◆ WHAT YOU WILL DO:
Work through the data and report how many lines include the string "registration", giving the number alone.

Collection entries:
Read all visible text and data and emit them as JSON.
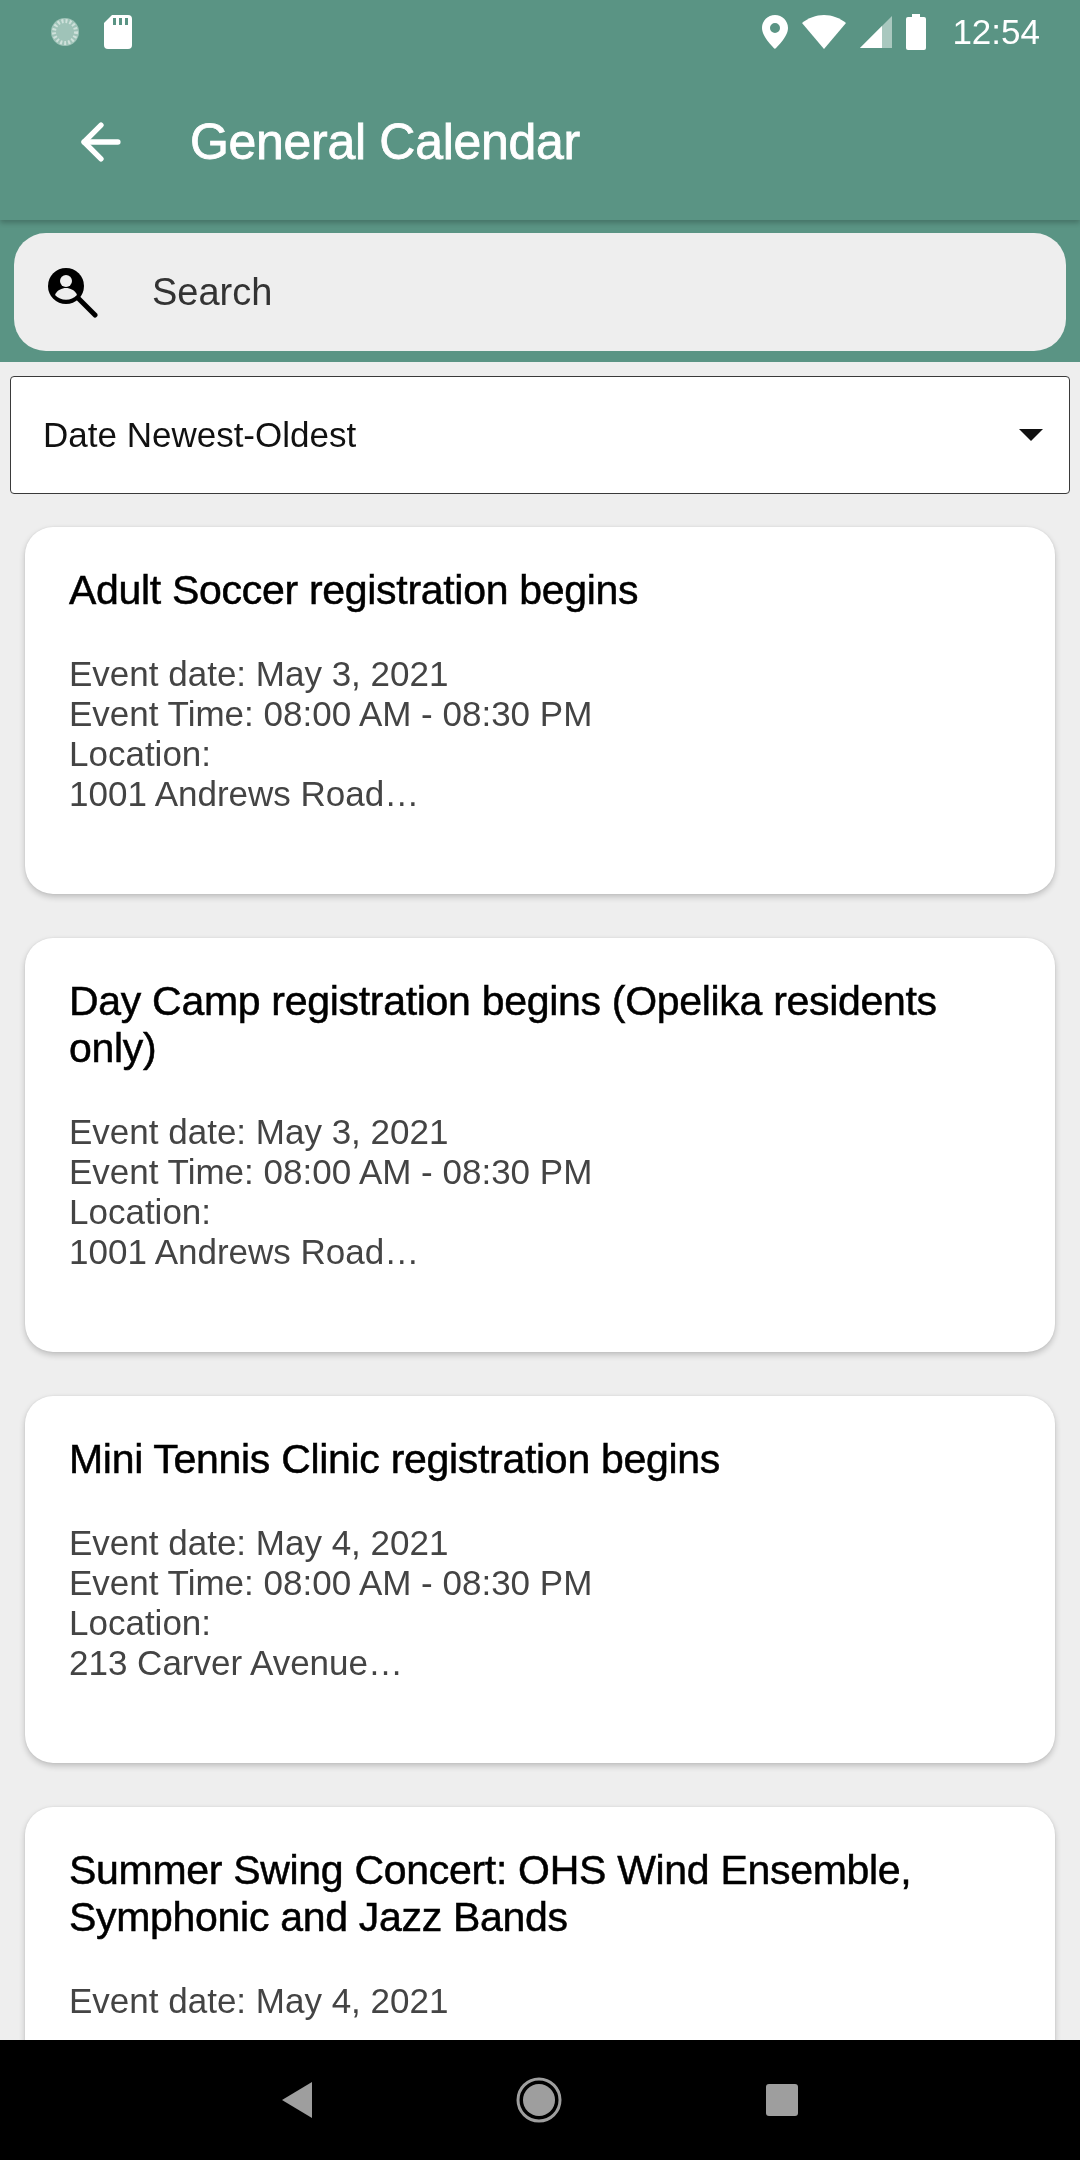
{
  "status_bar": {
    "time": "12:54"
  },
  "app_bar": {
    "title": "General Calendar"
  },
  "search": {
    "placeholder": "Search"
  },
  "sort_dropdown": {
    "value": "Date Newest-Oldest"
  },
  "events": [
    {
      "title": "Adult Soccer registration begins",
      "date": "Event date: May 3, 2021",
      "time": "Event Time: 08:00 AM - 08:30 PM",
      "location_label": "Location:",
      "location": "1001 Andrews Road…"
    },
    {
      "title": "Day Camp registration begins (Opelika residents only)",
      "date": "Event date: May 3, 2021",
      "time": "Event Time: 08:00 AM - 08:30 PM",
      "location_label": "Location:",
      "location": "1001 Andrews Road…"
    },
    {
      "title": "Mini Tennis Clinic registration begins",
      "date": "Event date: May 4, 2021",
      "time": "Event Time: 08:00 AM - 08:30 PM",
      "location_label": "Location:",
      "location": "213 Carver Avenue…"
    },
    {
      "title": "Summer Swing Concert: OHS Wind Ensemble, Symphonic and Jazz Bands",
      "date": "Event date: May 4, 2021"
    }
  ]
}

◆ TASK SOLUTION:
3